The engineer ultimately identified 13 potential energy cost-reduction measures, with 11 recommended on the basis of their feasibility and ROI. Conversion of eight air-handling units to variable volume in four projects (two at a time) represented the largest potential annual energy savings, but also the longest payback period. Other projects, such as changes in VAV box scheduling and static pressure resets, were less expensive and offered a shorter simple payback—but also lower potential energy savings. Together, the 11 recommended measures provided an estimated reduction of nearly $790,000 on annual utility costs. Payback ranged from as little as a month, to as much as eight years. The university now has a useful planning tool for future investments in this lab building.

The university’s Building B was retro-commissioned in 2013-14. Built in the mid-2000s, this 330,000-sf facility comprises labs, offices and an auditorium.
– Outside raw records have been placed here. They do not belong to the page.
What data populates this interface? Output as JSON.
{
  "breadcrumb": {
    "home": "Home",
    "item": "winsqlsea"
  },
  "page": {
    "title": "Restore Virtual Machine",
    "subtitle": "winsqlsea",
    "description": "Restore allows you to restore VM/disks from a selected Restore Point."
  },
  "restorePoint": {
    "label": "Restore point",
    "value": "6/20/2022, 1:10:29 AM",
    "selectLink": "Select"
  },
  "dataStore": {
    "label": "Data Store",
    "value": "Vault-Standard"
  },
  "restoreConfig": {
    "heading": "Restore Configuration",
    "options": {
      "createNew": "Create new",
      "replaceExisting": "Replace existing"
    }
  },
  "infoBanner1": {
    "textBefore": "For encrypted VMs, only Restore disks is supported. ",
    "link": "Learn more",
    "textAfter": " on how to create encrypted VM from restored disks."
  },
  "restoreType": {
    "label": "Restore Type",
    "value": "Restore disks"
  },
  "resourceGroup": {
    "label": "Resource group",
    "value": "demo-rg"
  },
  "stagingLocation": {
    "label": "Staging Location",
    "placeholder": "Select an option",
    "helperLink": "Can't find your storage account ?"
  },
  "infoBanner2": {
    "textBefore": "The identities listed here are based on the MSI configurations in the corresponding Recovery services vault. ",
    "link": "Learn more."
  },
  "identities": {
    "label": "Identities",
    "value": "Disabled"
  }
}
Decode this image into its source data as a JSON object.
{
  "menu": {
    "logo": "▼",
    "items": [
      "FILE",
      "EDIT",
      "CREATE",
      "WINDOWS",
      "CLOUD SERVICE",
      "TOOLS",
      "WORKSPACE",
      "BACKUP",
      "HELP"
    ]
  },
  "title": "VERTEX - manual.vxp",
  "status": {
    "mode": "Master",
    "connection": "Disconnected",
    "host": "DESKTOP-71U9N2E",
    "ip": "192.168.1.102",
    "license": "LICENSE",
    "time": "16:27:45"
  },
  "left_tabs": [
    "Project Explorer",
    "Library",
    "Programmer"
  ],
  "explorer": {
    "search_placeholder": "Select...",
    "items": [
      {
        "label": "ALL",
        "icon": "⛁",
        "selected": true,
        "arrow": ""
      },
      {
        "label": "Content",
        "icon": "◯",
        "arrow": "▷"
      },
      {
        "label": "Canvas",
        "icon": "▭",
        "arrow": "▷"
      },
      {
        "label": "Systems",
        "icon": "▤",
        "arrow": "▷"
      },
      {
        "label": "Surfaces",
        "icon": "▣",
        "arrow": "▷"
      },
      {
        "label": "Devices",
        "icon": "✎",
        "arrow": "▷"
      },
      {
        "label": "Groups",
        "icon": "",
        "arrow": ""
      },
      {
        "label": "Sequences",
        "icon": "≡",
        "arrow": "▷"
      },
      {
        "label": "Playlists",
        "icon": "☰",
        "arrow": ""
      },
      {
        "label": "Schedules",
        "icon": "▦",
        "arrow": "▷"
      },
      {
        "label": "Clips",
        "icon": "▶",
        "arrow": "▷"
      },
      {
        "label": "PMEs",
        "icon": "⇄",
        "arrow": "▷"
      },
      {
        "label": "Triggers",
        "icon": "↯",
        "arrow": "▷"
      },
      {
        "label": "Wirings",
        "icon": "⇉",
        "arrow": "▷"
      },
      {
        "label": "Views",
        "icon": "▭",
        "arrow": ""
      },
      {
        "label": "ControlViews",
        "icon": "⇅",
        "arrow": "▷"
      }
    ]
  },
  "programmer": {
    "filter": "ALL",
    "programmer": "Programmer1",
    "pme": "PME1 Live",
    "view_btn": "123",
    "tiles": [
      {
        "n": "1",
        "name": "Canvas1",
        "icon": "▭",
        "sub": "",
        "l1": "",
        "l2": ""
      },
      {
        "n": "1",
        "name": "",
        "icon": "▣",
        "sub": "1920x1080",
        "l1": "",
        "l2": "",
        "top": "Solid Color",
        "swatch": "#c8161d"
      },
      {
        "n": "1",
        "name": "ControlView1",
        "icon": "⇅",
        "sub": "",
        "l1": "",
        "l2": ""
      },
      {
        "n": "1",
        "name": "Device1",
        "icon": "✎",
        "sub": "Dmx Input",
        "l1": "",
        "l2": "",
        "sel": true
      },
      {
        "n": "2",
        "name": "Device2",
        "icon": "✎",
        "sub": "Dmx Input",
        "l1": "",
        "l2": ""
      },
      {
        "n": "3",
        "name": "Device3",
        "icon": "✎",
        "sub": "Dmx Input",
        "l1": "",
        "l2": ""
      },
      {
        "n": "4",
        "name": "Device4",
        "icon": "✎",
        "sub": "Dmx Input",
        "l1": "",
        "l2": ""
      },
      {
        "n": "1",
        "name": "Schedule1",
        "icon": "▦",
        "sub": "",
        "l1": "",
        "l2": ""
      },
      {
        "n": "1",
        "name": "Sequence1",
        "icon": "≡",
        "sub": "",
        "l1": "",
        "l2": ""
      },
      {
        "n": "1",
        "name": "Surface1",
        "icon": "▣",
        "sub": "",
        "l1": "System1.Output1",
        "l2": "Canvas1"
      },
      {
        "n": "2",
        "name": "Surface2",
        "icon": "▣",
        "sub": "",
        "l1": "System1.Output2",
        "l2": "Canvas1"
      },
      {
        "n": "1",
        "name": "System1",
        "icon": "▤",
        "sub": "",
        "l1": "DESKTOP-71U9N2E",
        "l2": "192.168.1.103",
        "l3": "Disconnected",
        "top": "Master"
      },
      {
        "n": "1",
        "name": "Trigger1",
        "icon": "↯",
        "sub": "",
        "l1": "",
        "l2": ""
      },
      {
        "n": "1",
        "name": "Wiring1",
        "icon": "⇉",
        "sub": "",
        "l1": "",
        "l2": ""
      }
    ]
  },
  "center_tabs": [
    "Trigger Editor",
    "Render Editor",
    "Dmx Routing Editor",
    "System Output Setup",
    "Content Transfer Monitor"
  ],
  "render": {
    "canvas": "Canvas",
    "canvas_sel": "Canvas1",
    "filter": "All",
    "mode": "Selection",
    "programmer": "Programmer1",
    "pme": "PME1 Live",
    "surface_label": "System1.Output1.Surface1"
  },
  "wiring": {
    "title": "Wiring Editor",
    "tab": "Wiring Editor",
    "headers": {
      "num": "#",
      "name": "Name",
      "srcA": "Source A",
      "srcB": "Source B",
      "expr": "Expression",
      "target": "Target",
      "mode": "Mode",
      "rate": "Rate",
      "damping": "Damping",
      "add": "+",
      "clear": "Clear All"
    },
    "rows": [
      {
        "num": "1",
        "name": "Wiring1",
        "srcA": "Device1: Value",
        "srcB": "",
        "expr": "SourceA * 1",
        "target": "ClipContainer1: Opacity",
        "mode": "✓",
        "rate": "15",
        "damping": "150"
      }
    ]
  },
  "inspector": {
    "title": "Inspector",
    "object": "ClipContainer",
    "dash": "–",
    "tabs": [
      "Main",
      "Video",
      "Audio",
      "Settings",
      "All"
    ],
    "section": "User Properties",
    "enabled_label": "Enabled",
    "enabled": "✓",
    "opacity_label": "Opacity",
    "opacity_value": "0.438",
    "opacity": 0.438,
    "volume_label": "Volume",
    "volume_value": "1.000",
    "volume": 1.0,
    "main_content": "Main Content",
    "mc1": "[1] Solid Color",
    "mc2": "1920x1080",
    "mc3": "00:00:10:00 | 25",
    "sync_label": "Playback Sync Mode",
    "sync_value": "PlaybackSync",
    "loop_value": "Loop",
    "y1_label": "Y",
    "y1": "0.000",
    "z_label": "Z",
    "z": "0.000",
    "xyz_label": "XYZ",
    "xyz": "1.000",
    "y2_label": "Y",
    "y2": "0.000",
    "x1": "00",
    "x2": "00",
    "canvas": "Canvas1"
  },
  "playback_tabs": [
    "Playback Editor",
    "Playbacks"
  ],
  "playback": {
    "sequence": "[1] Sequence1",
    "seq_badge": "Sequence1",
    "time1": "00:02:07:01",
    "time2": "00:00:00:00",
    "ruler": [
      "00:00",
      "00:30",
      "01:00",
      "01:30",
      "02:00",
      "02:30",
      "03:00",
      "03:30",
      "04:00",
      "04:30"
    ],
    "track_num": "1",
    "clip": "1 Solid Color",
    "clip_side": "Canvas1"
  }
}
Our study resulted in development of seven energy cost-reduction measures—with the first ultimately split into two phases for budget purposes. Total identified annual cost savings were nearly $128,000 a year, with paybacks ranging from less than six months to more than 10 years.

The university placed a priority on a two-phase project to correct airflow-measuring devices that control supply and exhaust airflow for VAV boxes. The first phase of this work has already been completed, resulting in cost savings of more than $35,000 a year, with a simple payback of less than one year. Phase 2 will be scheduled when budget allows. A second measure, involving rescheduling of an air-handling unit serving the auditorium, has also been implemented, with annual cost savings of over $2,000 and a simple payback of less than six months. The university took a pass on other measures due to their long payback periods. The implemented projects not only saved energy, but also improved air quality and occupant comfort.

In conclusion, retro-commissioning is a powerful and cost-effective tool for increasing a lab’s sustainability, while reducing operating costs. RCx represents excellent financial and environmental stewardship, as reflected in the willingness of many utilities to underwrite the work. With the aid of an experienced RCx provider, you may find significant savings await discovery in your existing lab facilities.

John D. Villani, PE, is a VP at Grumman/Butkus Associates (G/BA) He directs the firm’s commissioning and retro- commissioning practice, including work by a branch office in the New York metropolitan area.

Daniel L. Doyle, PE, is chairman of G/BA and maintains an active engineering practice, with a particular emphasis on lab and healthcare facilities.